• **What the task asks**
Only a number is expected: how many lines in these records mention the word "Spieler"?

Excerpts from an interface dataset:
--- START ---

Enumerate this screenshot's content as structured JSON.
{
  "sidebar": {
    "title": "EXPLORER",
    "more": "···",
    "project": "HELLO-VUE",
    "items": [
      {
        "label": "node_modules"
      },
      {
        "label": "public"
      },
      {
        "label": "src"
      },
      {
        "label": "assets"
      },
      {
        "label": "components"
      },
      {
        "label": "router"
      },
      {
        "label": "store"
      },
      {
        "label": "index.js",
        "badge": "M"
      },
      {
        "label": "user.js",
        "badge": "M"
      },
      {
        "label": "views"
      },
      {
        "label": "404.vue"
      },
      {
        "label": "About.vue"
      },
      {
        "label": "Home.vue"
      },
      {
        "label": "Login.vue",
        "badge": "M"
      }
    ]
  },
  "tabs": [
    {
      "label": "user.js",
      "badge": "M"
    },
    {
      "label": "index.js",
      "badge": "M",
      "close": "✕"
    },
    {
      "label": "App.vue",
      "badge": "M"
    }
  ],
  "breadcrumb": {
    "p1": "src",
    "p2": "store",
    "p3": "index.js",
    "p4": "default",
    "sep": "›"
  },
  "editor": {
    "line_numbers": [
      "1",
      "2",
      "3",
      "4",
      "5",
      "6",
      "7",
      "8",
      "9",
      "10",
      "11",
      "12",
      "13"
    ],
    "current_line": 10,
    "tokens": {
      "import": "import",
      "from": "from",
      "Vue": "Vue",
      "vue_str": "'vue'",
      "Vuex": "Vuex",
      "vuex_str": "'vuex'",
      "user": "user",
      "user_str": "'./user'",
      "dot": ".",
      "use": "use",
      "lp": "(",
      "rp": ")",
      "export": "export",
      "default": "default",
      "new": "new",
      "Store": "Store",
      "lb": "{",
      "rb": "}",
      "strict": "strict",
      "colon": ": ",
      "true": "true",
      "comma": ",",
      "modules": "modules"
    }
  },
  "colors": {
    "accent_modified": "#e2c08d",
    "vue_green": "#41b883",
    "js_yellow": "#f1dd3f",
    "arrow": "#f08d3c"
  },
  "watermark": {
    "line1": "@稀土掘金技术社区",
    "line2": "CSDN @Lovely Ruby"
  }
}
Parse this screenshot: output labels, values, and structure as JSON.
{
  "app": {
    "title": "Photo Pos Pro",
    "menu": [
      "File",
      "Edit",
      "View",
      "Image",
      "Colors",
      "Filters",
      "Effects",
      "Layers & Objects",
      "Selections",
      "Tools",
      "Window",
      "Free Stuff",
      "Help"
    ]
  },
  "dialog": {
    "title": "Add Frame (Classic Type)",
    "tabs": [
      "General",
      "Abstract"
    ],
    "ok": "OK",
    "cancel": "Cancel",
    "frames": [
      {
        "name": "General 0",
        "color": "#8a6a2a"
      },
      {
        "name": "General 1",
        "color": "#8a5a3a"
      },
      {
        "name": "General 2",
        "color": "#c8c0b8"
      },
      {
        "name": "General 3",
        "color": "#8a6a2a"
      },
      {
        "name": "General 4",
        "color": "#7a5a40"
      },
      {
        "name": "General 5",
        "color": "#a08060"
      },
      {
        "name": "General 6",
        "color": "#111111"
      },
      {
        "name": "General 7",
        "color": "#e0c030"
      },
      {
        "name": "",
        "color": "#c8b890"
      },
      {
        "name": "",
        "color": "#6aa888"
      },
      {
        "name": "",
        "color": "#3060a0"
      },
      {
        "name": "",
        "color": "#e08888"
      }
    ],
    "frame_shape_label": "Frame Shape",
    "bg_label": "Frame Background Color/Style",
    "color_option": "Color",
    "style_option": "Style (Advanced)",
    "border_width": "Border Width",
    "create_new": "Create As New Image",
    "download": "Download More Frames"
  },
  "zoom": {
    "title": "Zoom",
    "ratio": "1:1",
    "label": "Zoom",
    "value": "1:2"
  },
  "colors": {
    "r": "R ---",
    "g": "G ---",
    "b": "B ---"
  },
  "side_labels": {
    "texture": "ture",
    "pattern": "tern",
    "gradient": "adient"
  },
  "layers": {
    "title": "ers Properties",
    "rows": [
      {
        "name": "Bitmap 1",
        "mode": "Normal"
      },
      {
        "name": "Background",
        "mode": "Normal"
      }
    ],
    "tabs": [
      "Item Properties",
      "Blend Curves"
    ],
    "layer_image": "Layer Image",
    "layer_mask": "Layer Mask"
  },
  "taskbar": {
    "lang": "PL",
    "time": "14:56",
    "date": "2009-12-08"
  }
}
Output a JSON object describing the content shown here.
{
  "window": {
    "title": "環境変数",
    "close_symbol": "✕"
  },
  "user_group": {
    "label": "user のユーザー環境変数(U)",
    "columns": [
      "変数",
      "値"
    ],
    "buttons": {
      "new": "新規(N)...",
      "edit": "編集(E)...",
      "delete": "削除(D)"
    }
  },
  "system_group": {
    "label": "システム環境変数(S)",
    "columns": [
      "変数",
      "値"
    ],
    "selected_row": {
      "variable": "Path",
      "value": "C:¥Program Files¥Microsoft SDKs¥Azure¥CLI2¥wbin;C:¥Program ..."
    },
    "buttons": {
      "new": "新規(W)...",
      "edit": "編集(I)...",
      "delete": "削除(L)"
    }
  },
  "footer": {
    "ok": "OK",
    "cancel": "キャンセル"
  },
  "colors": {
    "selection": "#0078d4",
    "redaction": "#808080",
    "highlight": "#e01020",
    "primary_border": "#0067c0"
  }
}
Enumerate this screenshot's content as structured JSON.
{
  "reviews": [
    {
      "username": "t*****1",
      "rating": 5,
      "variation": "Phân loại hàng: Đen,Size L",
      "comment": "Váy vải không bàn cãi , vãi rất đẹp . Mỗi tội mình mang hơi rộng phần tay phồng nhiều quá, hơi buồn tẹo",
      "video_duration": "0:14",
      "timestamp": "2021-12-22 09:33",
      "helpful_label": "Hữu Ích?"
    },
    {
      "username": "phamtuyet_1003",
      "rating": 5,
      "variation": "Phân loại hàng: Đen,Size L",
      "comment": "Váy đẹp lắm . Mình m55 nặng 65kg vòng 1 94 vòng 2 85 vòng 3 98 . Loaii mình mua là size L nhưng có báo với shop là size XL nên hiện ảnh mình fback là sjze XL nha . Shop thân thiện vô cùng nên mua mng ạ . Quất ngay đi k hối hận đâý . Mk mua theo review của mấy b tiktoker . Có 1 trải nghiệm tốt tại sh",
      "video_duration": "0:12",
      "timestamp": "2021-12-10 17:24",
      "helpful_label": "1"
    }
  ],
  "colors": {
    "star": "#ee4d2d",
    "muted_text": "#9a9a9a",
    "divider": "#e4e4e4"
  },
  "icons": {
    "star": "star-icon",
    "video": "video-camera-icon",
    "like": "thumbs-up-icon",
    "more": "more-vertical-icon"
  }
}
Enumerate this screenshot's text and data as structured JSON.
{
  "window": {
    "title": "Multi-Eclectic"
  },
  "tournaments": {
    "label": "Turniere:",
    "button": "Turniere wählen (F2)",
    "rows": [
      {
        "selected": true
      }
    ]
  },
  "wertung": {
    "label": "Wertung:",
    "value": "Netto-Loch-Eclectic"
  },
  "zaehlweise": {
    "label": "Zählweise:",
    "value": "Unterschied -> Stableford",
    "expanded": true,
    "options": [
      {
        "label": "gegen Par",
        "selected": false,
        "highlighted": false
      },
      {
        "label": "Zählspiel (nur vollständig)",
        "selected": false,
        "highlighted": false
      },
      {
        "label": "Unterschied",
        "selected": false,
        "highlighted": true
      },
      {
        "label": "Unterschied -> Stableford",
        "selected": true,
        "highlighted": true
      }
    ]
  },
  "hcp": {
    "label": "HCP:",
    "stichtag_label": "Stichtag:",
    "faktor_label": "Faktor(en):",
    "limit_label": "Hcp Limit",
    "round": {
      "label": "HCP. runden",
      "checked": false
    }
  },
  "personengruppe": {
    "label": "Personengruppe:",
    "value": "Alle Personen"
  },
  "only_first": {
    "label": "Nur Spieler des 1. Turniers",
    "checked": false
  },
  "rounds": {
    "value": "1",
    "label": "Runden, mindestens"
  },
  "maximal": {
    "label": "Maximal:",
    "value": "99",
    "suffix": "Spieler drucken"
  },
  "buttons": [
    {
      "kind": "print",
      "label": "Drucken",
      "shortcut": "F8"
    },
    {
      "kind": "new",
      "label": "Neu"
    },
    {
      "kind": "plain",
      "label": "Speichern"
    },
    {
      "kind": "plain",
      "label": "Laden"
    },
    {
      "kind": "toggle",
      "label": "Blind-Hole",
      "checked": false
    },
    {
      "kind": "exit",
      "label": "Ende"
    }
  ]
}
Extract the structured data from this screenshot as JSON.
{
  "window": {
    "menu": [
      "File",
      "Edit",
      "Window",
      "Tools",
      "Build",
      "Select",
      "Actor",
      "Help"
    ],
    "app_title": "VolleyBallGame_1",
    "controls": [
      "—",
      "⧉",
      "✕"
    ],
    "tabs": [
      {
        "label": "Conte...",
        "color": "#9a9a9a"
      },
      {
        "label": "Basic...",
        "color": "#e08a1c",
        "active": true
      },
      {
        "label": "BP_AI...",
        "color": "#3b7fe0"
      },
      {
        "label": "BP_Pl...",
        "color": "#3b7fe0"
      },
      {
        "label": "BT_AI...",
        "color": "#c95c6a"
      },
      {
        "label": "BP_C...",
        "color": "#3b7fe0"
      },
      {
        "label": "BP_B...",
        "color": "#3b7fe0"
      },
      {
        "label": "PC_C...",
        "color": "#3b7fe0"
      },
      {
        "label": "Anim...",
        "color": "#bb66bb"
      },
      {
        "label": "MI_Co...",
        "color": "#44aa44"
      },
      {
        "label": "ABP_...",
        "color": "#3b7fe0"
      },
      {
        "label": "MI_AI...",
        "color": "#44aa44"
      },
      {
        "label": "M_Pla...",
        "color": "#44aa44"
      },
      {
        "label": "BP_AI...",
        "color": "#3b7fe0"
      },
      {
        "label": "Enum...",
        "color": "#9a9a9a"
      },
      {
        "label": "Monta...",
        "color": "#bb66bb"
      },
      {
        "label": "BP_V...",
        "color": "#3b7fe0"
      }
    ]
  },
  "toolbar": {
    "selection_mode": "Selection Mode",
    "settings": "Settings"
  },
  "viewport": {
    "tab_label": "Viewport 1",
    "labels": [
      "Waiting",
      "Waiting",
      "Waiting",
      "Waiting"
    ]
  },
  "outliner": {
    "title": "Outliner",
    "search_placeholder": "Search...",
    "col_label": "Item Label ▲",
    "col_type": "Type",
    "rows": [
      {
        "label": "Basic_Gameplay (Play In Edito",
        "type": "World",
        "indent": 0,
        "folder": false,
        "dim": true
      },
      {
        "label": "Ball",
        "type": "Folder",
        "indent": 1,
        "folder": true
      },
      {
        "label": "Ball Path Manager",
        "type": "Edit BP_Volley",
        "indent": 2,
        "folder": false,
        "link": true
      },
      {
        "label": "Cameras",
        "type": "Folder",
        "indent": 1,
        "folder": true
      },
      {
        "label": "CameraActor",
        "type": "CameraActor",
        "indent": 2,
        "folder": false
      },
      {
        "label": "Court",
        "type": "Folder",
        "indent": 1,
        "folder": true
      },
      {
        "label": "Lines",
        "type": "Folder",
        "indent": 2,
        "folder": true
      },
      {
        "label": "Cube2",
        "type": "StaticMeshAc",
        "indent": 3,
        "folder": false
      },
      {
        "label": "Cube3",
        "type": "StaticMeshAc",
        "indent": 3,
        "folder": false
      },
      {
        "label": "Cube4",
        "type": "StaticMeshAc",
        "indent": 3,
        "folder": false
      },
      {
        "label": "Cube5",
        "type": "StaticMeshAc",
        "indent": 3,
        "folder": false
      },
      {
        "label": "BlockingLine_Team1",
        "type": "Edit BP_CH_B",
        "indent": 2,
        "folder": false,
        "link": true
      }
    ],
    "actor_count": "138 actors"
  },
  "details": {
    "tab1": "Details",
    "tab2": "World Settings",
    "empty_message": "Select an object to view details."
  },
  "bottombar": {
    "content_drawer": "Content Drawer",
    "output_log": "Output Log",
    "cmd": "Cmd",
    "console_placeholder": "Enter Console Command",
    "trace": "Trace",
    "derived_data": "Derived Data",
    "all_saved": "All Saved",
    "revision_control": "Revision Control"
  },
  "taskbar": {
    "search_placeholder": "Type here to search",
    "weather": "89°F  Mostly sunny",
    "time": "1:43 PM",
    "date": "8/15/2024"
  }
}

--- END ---

• **Response to this exercise**
2